Presented originally on October 24, 2012 at the New School Jazz Performance Space, música mineira is dedicated solely to music from the Brazilian state of Minas Gerais (MG), featuring pieces from the most influential composers in that region:

Milton Nascimento, Toninho Horta, Sérgio Santos, Ary Barroso and João Bosco.

Richard Boukas, reknown Brazilian music educator, is musical director and prepared all arrangements and transcriptions for the professional ensemble.


The debut concert was not only a celebration of the contemporary music and culture of Minas Gerais, but an appropriate way to acknowledge New School Jazz's Exchange Program with Federal University of Minas Gerais (UFMG). In fact, two of the guest performers, Maria Elisa Pompeu (vocals) and Peu Cardoso (guitar) were the two students from UFMG who launched the program. 

To download a pdf of the FULL PROGRAM including selections, foreword, notes on the pieces, composers and artist bios:

musica mineira program notes

Read the Foreword graciously written by featured composer Sérgio Santos.


LISTEN TO THESE CONCERT RECORDINGS IN THE AUDIO PLAYER BELOW.
Remix and mastering by Tom Jorgensen.

1. Bala Com Bala
(João Bosco)     2. Ánima (Milton Nascimento)
3. Aqui Oh (Toninho Horta)          4. Batuira (Sérgio Santos)
5. Tamborá Odayá (Mestre Jonas, João Antunes)
6. Duro Com Duro (Ary Barroso)
7. Travessia           8. Vera Cruz (Milton Nascimento)


 

música mineira highlights


música mineira ensemble (left to right):

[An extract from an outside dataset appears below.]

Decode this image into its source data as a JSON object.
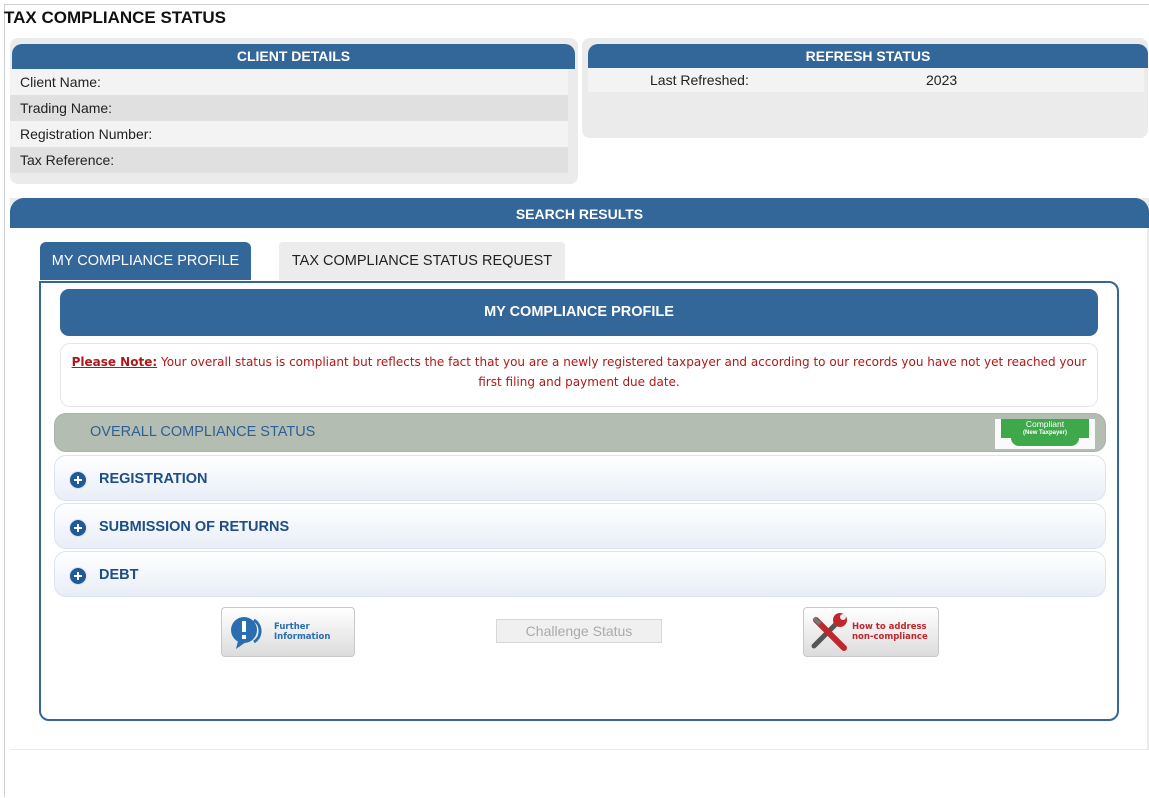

Lucas Pino (saxophones)
Gustavo Amarante (bass)
Richard Boukas (acoustic guitar, vocals, musical director/arranger,
New School Jazz faculty)
Arthur Hnatek (drums, percussion)
Jill Ryan (flute)
Maria Elisa Pompeu (vocals, cavaquinho)
Peu Cardoso (seven-string acoustic guitar)
Chris Stover (trombone, New School Jazz faculty)

UFMG (Federal University of Minas Gerais) exchange students Maria Elisa Pompeu and Peu Cardoso with
música mineira director Richard Boukas.

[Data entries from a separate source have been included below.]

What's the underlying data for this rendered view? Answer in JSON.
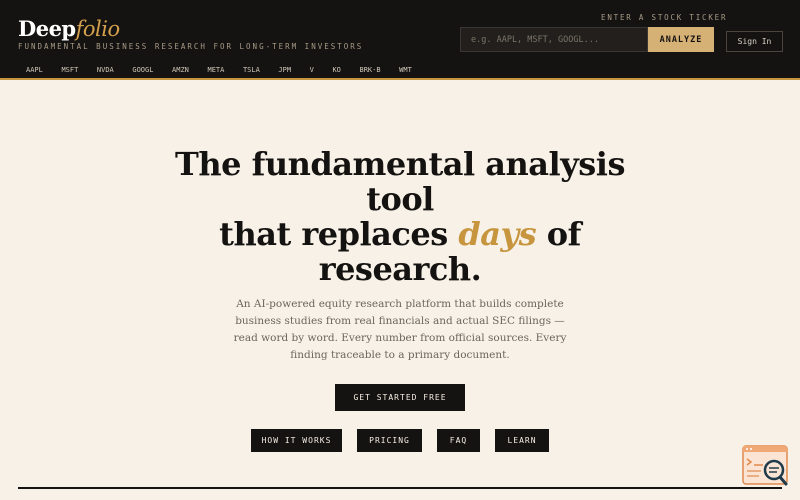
{
  "header": {
    "logo_main": "Deep",
    "logo_accent": "folio",
    "tagline": "FUNDAMENTAL BUSINESS RESEARCH FOR LONG-TERM INVESTORS",
    "ticker_label": "ENTER A STOCK TICKER",
    "ticker_placeholder": "e.g. AAPL, MSFT, GOOGL...",
    "analyze_label": "ANALYZE",
    "signin_label": "Sign In",
    "tickers": [
      "AAPL",
      "MSFT",
      "NVDA",
      "GOOGL",
      "AMZN",
      "META",
      "TSLA",
      "JPM",
      "V",
      "KO",
      "BRK-B",
      "WMT"
    ]
  },
  "hero": {
    "line1": "The fundamental analysis",
    "line2": "tool",
    "line3_pre": "that replaces",
    "line3_accent": "days",
    "line3_post": "of",
    "line4": "research.",
    "subtext": "An AI-powered equity research platform that builds complete business studies from real financials and actual SEC filings — read word by word. Every number from official sources. Every finding traceable to a primary document.",
    "cta_label": "GET STARTED FREE",
    "nav": {
      "how": "HOW IT WORKS",
      "pricing": "PRICING",
      "faq": "FAQ",
      "learn": "LEARN"
    }
  },
  "colors": {
    "accent": "#c8953f",
    "dark": "#151311",
    "background": "#f7f1e7",
    "button_gold": "#d6b176"
  }
}
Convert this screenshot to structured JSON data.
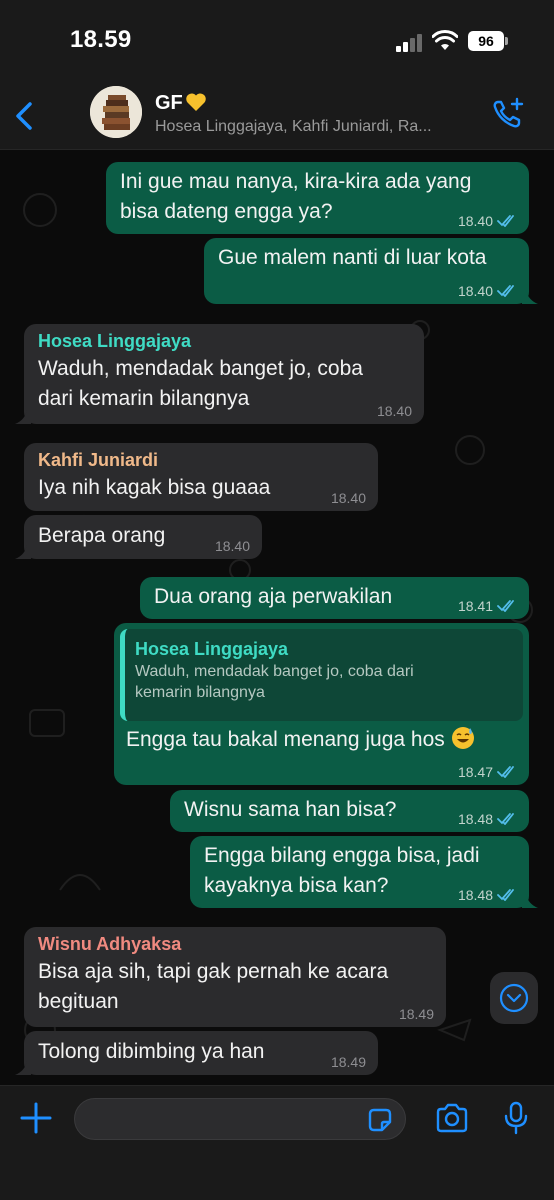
{
  "status": {
    "time": "18.59",
    "battery": "96"
  },
  "header": {
    "group_name": "GF",
    "members": "Hosea Linggajaya, Kahfi Juniardi, Ra..."
  },
  "messages": [
    {
      "text": "Ini gue mau nanya, kira-kira ada yang bisa dateng engga ya?",
      "time": "18.40"
    },
    {
      "text": "Gue malem nanti di luar kota",
      "time": "18.40"
    },
    {
      "sender": "Hosea Linggajaya",
      "text": "Waduh, mendadak banget jo, coba dari kemarin bilangnya",
      "time": "18.40"
    },
    {
      "sender": "Kahfi Juniardi",
      "text": "Iya nih kagak bisa guaaa",
      "time": "18.40"
    },
    {
      "text": "Berapa orang",
      "time": "18.40"
    },
    {
      "text": "Dua orang aja perwakilan",
      "time": "18.41"
    },
    {
      "quote_sender": "Hosea Linggajaya",
      "quote_text": "Waduh, mendadak banget jo, coba dari kemarin bilangnya",
      "text": "Engga tau bakal menang juga hos",
      "time": "18.47"
    },
    {
      "text": "Wisnu sama han bisa?",
      "time": "18.48"
    },
    {
      "text": "Engga bilang engga bisa, jadi kayaknya bisa kan?",
      "time": "18.48"
    },
    {
      "sender": "Wisnu Adhyaksa",
      "text": "Bisa aja sih, tapi gak pernah ke acara begituan",
      "time": "18.49"
    },
    {
      "text": "Tolong dibimbing ya han",
      "time": "18.49"
    }
  ],
  "colors": {
    "outgoing_bubble": "#0b5c45",
    "incoming_bubble": "#2b2b2d",
    "accent": "#1f8fff",
    "sender_hosea": "#3fdbc4",
    "sender_kahfi": "#f0b98a",
    "sender_wisnu": "#f08a80",
    "read_ticks": "#53bdeb"
  },
  "icons": [
    "back-chevron-icon",
    "yellow-heart-icon",
    "add-call-icon",
    "double-tick-icon",
    "sweat-smile-emoji",
    "chevron-down-icon",
    "plus-icon",
    "sticker-icon",
    "camera-icon",
    "microphone-icon"
  ]
}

Maria Elisa Pompeu singing composition by Mestre Jonas and João Antunes.

Richard Boukas performing "Corpo" by Sérgio Santos
 
Foreword to música mineira

The music of Minas Gerais has historically been characterized as having endured distinct influences. On one side was the European influence– in particular the Baroque period of the eighteenth century, whose exploitation of gold attracted to the region a religious culture producing such composers as Lobo de Mesquita and Manoel de Oliveira Dias. On the other side, already since the colonial era, was also the marked influence of African culture brought by the slaves who exploited the gold mines. In their religious ceremonies, they sounded their drums and their mixed African beliefs with the Catholic church. It is this sum of European and African influences which forms the origins of the music of Minas.

Over the following centuries, it developed into a modern music of the late twentieth century, gathering and assimilating new influences. And so it went until the legendary Clube da Esquina, which added the influence of American jazz and music of the Beatles. This mixture, led by the overpowering talent of Milton Nascimento, influenced musicians around the world, demarcating its own way of making music.

Música mineira has as its principal feature a preoccupation with harmonic elaboration and sophistication, supported greatly in part by the modal harmony brought by Milton– and sustaining equally elaborate melodies where each note seems to have been the best choice for each chord. Holding a unique place in Brazilian music, the music of Minas emanating from this original matrix continues today in its evolution, adding new influences from the newer generations of musicians. Certainly, at any time and in any language, it will always be impossible to think of Brazilian music without taking into account the contribution of the music created in Minas Gerais.

Sérgio Santos
composer, guitarist, vocalist
Biscoito Fino recording artist
Belo Horizonte, Minas Gerais, Brazil

translation by Richard Boukas


leia em português

© 2018 Richard Boukas